■ **Task brief**: Return every line from the records below that has the word "sync".

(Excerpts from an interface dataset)
[Start of Attachment]

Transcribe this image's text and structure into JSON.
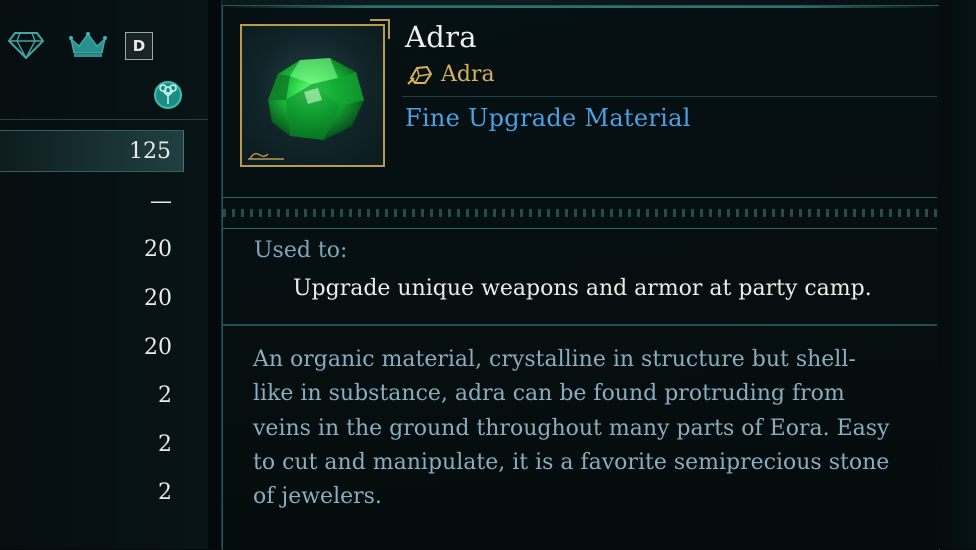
{
  "left_panel": {
    "icons": {
      "gem": "diamond-icon",
      "crown": "crown-icon",
      "d_badge": "D",
      "tree": "tree-emblem-icon"
    },
    "quantities": [
      "125",
      "—",
      "20",
      "20",
      "20",
      "2",
      "2",
      "2"
    ],
    "selected_index": 0
  },
  "item": {
    "name": "Adra",
    "source": "Adra",
    "source_icon": "ore-icon",
    "category": "Fine Upgrade Material",
    "usage_label": "Used to:",
    "usage_text": "Upgrade unique weapons and armor at party camp.",
    "description_lines": [
      "An organic material, crystalline in structure but shell-",
      "like in substance, adra can be found protruding from",
      "veins in the ground throughout many parts of Eora. Easy",
      "to cut and manipulate, it is a favorite semiprecious stone",
      "of jewelers."
    ]
  },
  "colors": {
    "accent_teal": "#2e7173",
    "gold": "#b99a50",
    "category_blue": "#4aa2e6",
    "description": "#89aebf"
  }
}
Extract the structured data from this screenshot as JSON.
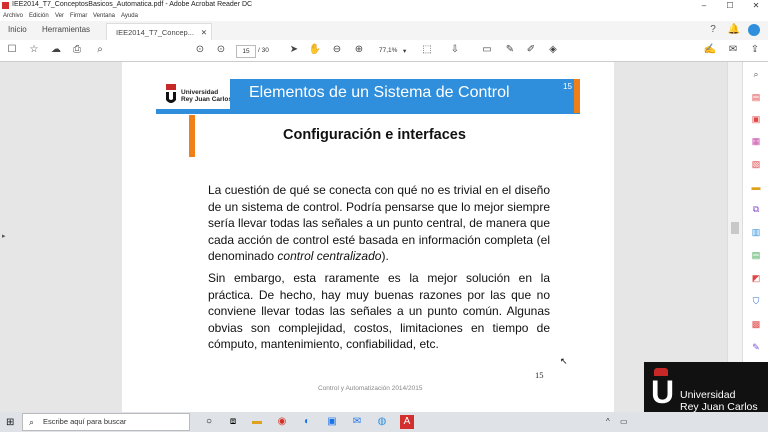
{
  "window": {
    "title": "IEE2014_T7_ConceptosBasicos_Automatica.pdf - Adobe Acrobat Reader DC",
    "controls": {
      "minimize": "–",
      "maximize": "☐",
      "close": "✕"
    }
  },
  "menu": [
    "Archivo",
    "Edición",
    "Ver",
    "Firmar",
    "Ventana",
    "Ayuda"
  ],
  "tabs": {
    "home": "Inicio",
    "tools": "Herramientas",
    "document": "IEE2014_T7_Concep...",
    "close": "✕"
  },
  "toolbar": {
    "current_page": "15",
    "total_pages": "/ 30",
    "zoom": "77,1%",
    "zoom_arrow": "▾"
  },
  "slide": {
    "university": [
      "Universidad",
      "Rey Juan Carlos"
    ],
    "title": "Elementos de un Sistema de Control",
    "slide_number": "15",
    "subtitle": "Configuración e interfaces",
    "paragraph1_before": "La cuestión de qué se conecta con qué no es trivial en el diseño de un sistema de control. Podría pensarse que lo mejor siempre sería llevar todas las señales a un punto central, de manera que cada acción de control esté basada en información completa (el denominado ",
    "paragraph1_em": "control centralizado",
    "paragraph1_after": ").",
    "paragraph2": "Sin embargo, esta raramente es la mejor solución en la práctica. De hecho, hay muy buenas razones por las que no conviene llevar todas las señales a un punto común. Algunas obvias son complejidad, costos, limitaciones en tiempo de cómputo, mantenimiento, confiabilidad, etc.",
    "footer": "Control y Automatización  2014/2015",
    "page_number": "15"
  },
  "overlay": {
    "logo_letter": "U",
    "line1": "Universidad",
    "line2": "Rey Juan Carlos"
  },
  "taskbar": {
    "start": "⊞",
    "search_icon": "⌕",
    "search_placeholder": "Escribe aquí para buscar"
  },
  "colors": {
    "banner": "#2f8fdc",
    "accent_orange": "#f07f1a",
    "urjc_red": "#c62828"
  }
}
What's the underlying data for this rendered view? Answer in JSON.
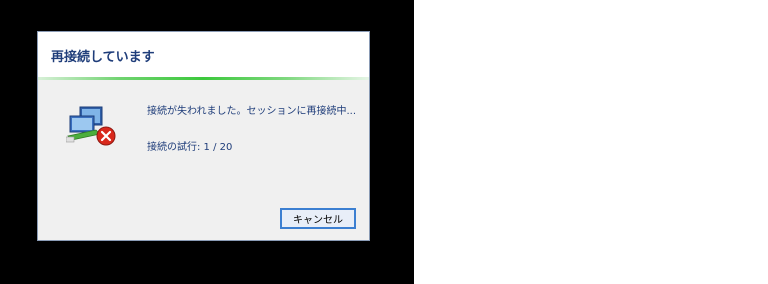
{
  "dialog": {
    "title": "再接続しています",
    "message": "接続が失われました。セッションに再接続中...",
    "attempt_label": "接続の試行: 1 / 20",
    "cancel_label": "キャンセル",
    "status_icon": "network-disconnected-icon",
    "error_icon": "error-x-icon",
    "accent_color": "#1f3d7a",
    "progress_color": "#3cc83c",
    "error_color": "#d9281c"
  }
}
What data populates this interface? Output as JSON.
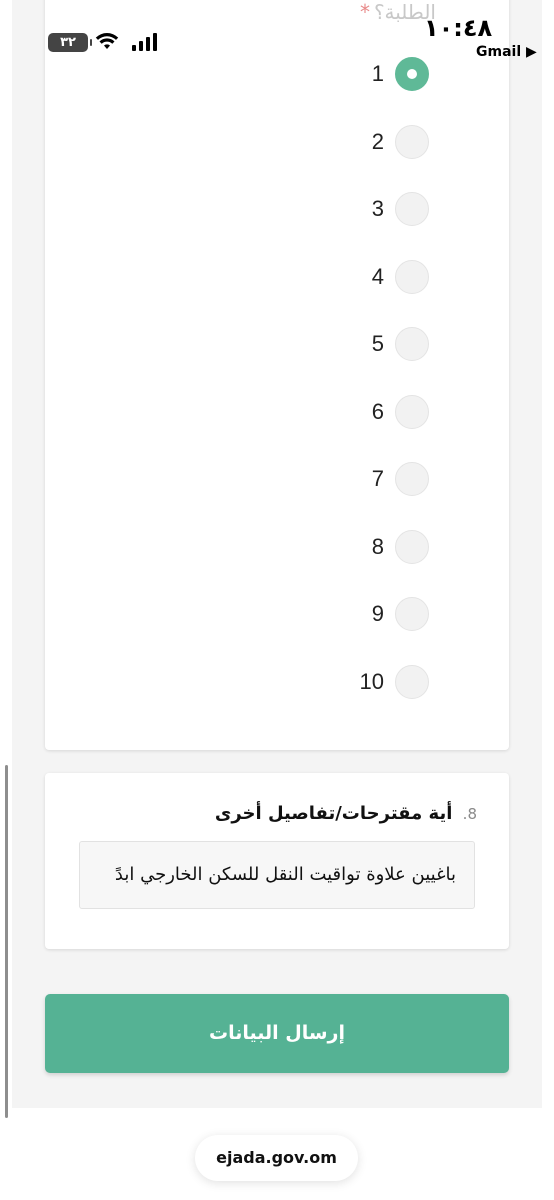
{
  "status": {
    "time": "١٠:٤٨",
    "back_app": "Gmail",
    "battery": "٣٢"
  },
  "question7": {
    "partial_title": "الطلبة؟",
    "required_mark": "*",
    "options": [
      "1",
      "2",
      "3",
      "4",
      "5",
      "6",
      "7",
      "8",
      "9",
      "10"
    ],
    "selected": "1"
  },
  "question8": {
    "number": "8.",
    "title": "أية مقترحات/تفاصيل أخرى",
    "value": "باغيين علاوة تواقيت النقل  للسكن الخارجي ابدً"
  },
  "submit_label": "إرسال البيانات",
  "url": "ejada.gov.om",
  "colors": {
    "accent": "#55b294"
  }
}
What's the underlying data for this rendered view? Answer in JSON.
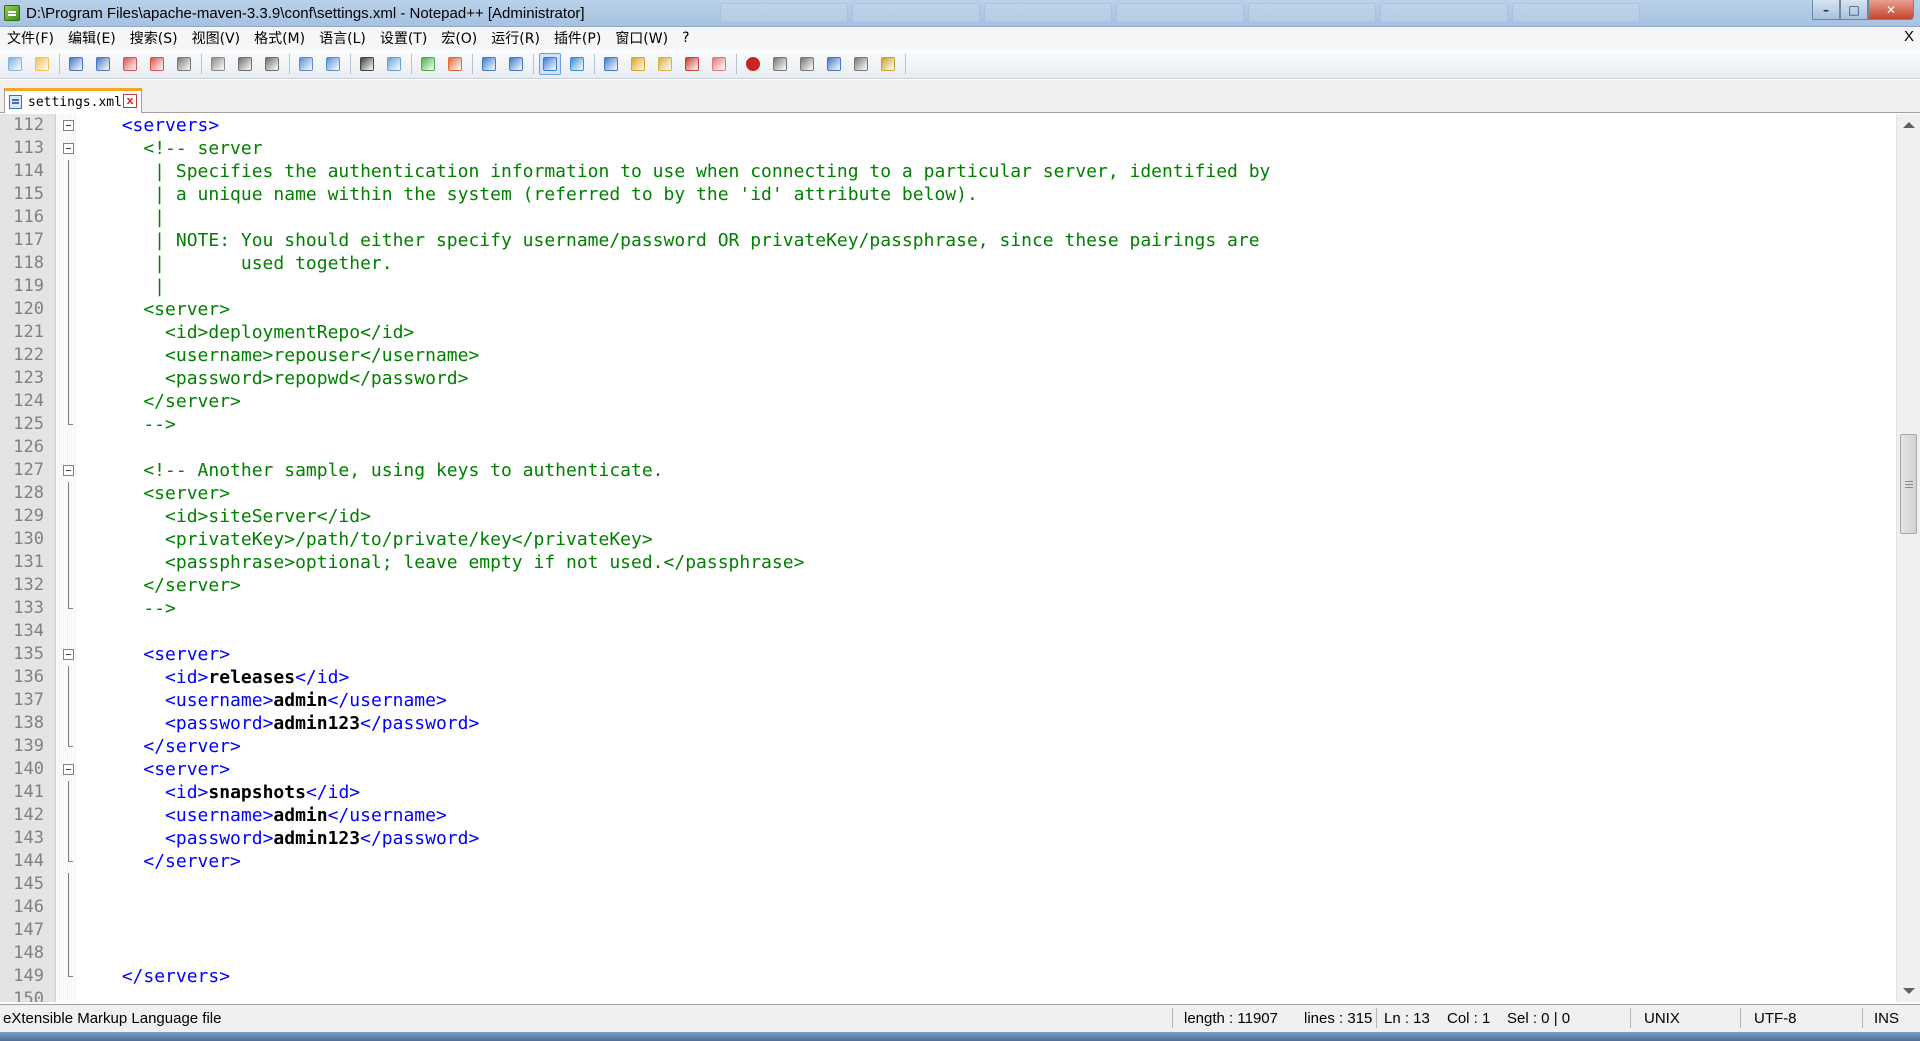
{
  "window": {
    "title": "D:\\Program Files\\apache-maven-3.3.9\\conf\\settings.xml - Notepad++ [Administrator]",
    "controls": {
      "minimize": "–",
      "maximize": "□",
      "close": "✕"
    }
  },
  "menu": {
    "items": [
      "文件(F)",
      "编辑(E)",
      "搜索(S)",
      "视图(V)",
      "格式(M)",
      "语言(L)",
      "设置(T)",
      "宏(O)",
      "运行(R)",
      "插件(P)",
      "窗口(W)",
      "?"
    ],
    "close_doc": "X"
  },
  "tab": {
    "label": "settings.xml",
    "close": "x"
  },
  "editor": {
    "lines": [
      {
        "n": "112",
        "fold": "open",
        "seg": [
          [
            "  ",
            "t"
          ],
          [
            "<servers>",
            "tag"
          ]
        ]
      },
      {
        "n": "113",
        "fold": "open",
        "seg": [
          [
            "    ",
            "t"
          ],
          [
            "<!-- server",
            "cmt"
          ]
        ]
      },
      {
        "n": "114",
        "fold": "mid",
        "seg": [
          [
            "     | Specifies the authentication information to use when connecting to a particular server, identified by",
            "cmt"
          ]
        ]
      },
      {
        "n": "115",
        "fold": "mid",
        "seg": [
          [
            "     | a unique name within the system (referred to by the 'id' attribute below).",
            "cmt"
          ]
        ]
      },
      {
        "n": "116",
        "fold": "mid",
        "seg": [
          [
            "     |",
            "cmt"
          ]
        ]
      },
      {
        "n": "117",
        "fold": "mid",
        "seg": [
          [
            "     | NOTE: You should either specify username/password OR privateKey/passphrase, since these pairings are",
            "cmt"
          ]
        ]
      },
      {
        "n": "118",
        "fold": "mid",
        "seg": [
          [
            "     |       used together.",
            "cmt"
          ]
        ]
      },
      {
        "n": "119",
        "fold": "mid",
        "seg": [
          [
            "     |",
            "cmt"
          ]
        ]
      },
      {
        "n": "120",
        "fold": "mid",
        "seg": [
          [
            "    <server>",
            "cmt"
          ]
        ]
      },
      {
        "n": "121",
        "fold": "mid",
        "seg": [
          [
            "      <id>deploymentRepo</id>",
            "cmt"
          ]
        ]
      },
      {
        "n": "122",
        "fold": "mid",
        "seg": [
          [
            "      <username>repouser</username>",
            "cmt"
          ]
        ]
      },
      {
        "n": "123",
        "fold": "mid",
        "seg": [
          [
            "      <password>repopwd</password>",
            "cmt"
          ]
        ]
      },
      {
        "n": "124",
        "fold": "mid",
        "seg": [
          [
            "    </server>",
            "cmt"
          ]
        ]
      },
      {
        "n": "125",
        "fold": "end",
        "seg": [
          [
            "    -->",
            "cmt"
          ]
        ]
      },
      {
        "n": "126",
        "fold": "none",
        "seg": []
      },
      {
        "n": "127",
        "fold": "open",
        "seg": [
          [
            "    <!-- Another sample, using keys to authenticate.",
            "cmt"
          ]
        ]
      },
      {
        "n": "128",
        "fold": "mid",
        "seg": [
          [
            "    <server>",
            "cmt"
          ]
        ]
      },
      {
        "n": "129",
        "fold": "mid",
        "seg": [
          [
            "      <id>siteServer</id>",
            "cmt"
          ]
        ]
      },
      {
        "n": "130",
        "fold": "mid",
        "seg": [
          [
            "      <privateKey>/path/to/private/key</privateKey>",
            "cmt"
          ]
        ]
      },
      {
        "n": "131",
        "fold": "mid",
        "seg": [
          [
            "      <passphrase>optional; leave empty if not used.</passphrase>",
            "cmt"
          ]
        ]
      },
      {
        "n": "132",
        "fold": "mid",
        "seg": [
          [
            "    </server>",
            "cmt"
          ]
        ]
      },
      {
        "n": "133",
        "fold": "end",
        "seg": [
          [
            "    -->",
            "cmt"
          ]
        ]
      },
      {
        "n": "134",
        "fold": "none",
        "seg": []
      },
      {
        "n": "135",
        "fold": "open",
        "seg": [
          [
            "    ",
            "t"
          ],
          [
            "<server>",
            "tag"
          ]
        ]
      },
      {
        "n": "136",
        "fold": "mid",
        "seg": [
          [
            "      ",
            "t"
          ],
          [
            "<id>",
            "tag"
          ],
          [
            "releases",
            "bold"
          ],
          [
            "</id>",
            "tag"
          ]
        ]
      },
      {
        "n": "137",
        "fold": "mid",
        "seg": [
          [
            "      ",
            "t"
          ],
          [
            "<username>",
            "tag"
          ],
          [
            "admin",
            "bold"
          ],
          [
            "</username>",
            "tag"
          ]
        ]
      },
      {
        "n": "138",
        "fold": "mid",
        "seg": [
          [
            "      ",
            "t"
          ],
          [
            "<password>",
            "tag"
          ],
          [
            "admin123",
            "bold"
          ],
          [
            "</password>",
            "tag"
          ]
        ]
      },
      {
        "n": "139",
        "fold": "end",
        "seg": [
          [
            "    ",
            "t"
          ],
          [
            "</server>",
            "tag"
          ]
        ]
      },
      {
        "n": "140",
        "fold": "open",
        "seg": [
          [
            "    ",
            "t"
          ],
          [
            "<server>",
            "tag"
          ]
        ]
      },
      {
        "n": "141",
        "fold": "mid",
        "seg": [
          [
            "      ",
            "t"
          ],
          [
            "<id>",
            "tag"
          ],
          [
            "snapshots",
            "bold"
          ],
          [
            "</id>",
            "tag"
          ]
        ]
      },
      {
        "n": "142",
        "fold": "mid",
        "seg": [
          [
            "      ",
            "t"
          ],
          [
            "<username>",
            "tag"
          ],
          [
            "admin",
            "bold"
          ],
          [
            "</username>",
            "tag"
          ]
        ]
      },
      {
        "n": "143",
        "fold": "mid",
        "seg": [
          [
            "      ",
            "t"
          ],
          [
            "<password>",
            "tag"
          ],
          [
            "admin123",
            "bold"
          ],
          [
            "</password>",
            "tag"
          ]
        ]
      },
      {
        "n": "144",
        "fold": "end",
        "seg": [
          [
            "    ",
            "t"
          ],
          [
            "</server>",
            "tag"
          ]
        ]
      },
      {
        "n": "145",
        "fold": "mid",
        "seg": []
      },
      {
        "n": "146",
        "fold": "mid",
        "seg": []
      },
      {
        "n": "147",
        "fold": "mid",
        "seg": []
      },
      {
        "n": "148",
        "fold": "mid",
        "seg": []
      },
      {
        "n": "149",
        "fold": "end",
        "seg": [
          [
            "  ",
            "t"
          ],
          [
            "</servers>",
            "tag"
          ]
        ]
      },
      {
        "n": "150",
        "fold": "none",
        "seg": []
      }
    ]
  },
  "status": {
    "filetype": "eXtensible Markup Language file",
    "length": "length : 11907",
    "lines": "lines : 315",
    "ln": "Ln : 13",
    "col": "Col : 1",
    "sel": "Sel : 0 | 0",
    "eol": "UNIX",
    "encoding": "UTF-8",
    "mode": "INS"
  },
  "colors": {
    "tag": "#0000ff",
    "comment": "#008000",
    "text": "#000000",
    "tab_accent": "#f5a623"
  },
  "toolbar": {
    "icons": [
      "new-file-icon",
      "open-file-icon",
      "save-icon",
      "save-all-icon",
      "close-icon",
      "close-all-icon",
      "print-icon",
      "cut-icon",
      "copy-icon",
      "paste-icon",
      "undo-icon",
      "redo-icon",
      "find-icon",
      "replace-icon",
      "zoom-in-icon",
      "zoom-out-icon",
      "sync-vertical-icon",
      "sync-horizontal-icon",
      "word-wrap-icon",
      "show-all-chars-icon",
      "indent-guide-icon",
      "user-lang-icon",
      "doc-map-icon",
      "function-list-icon",
      "folder-workspace-icon",
      "record-macro-icon",
      "stop-macro-icon",
      "play-macro-icon",
      "run-macro-multiple-icon",
      "save-macro-icon",
      "spell-check-icon"
    ]
  }
}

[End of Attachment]

■ **Answer for this exercise**:
      "sync-vertical-icon",
      "sync-horizontal-icon",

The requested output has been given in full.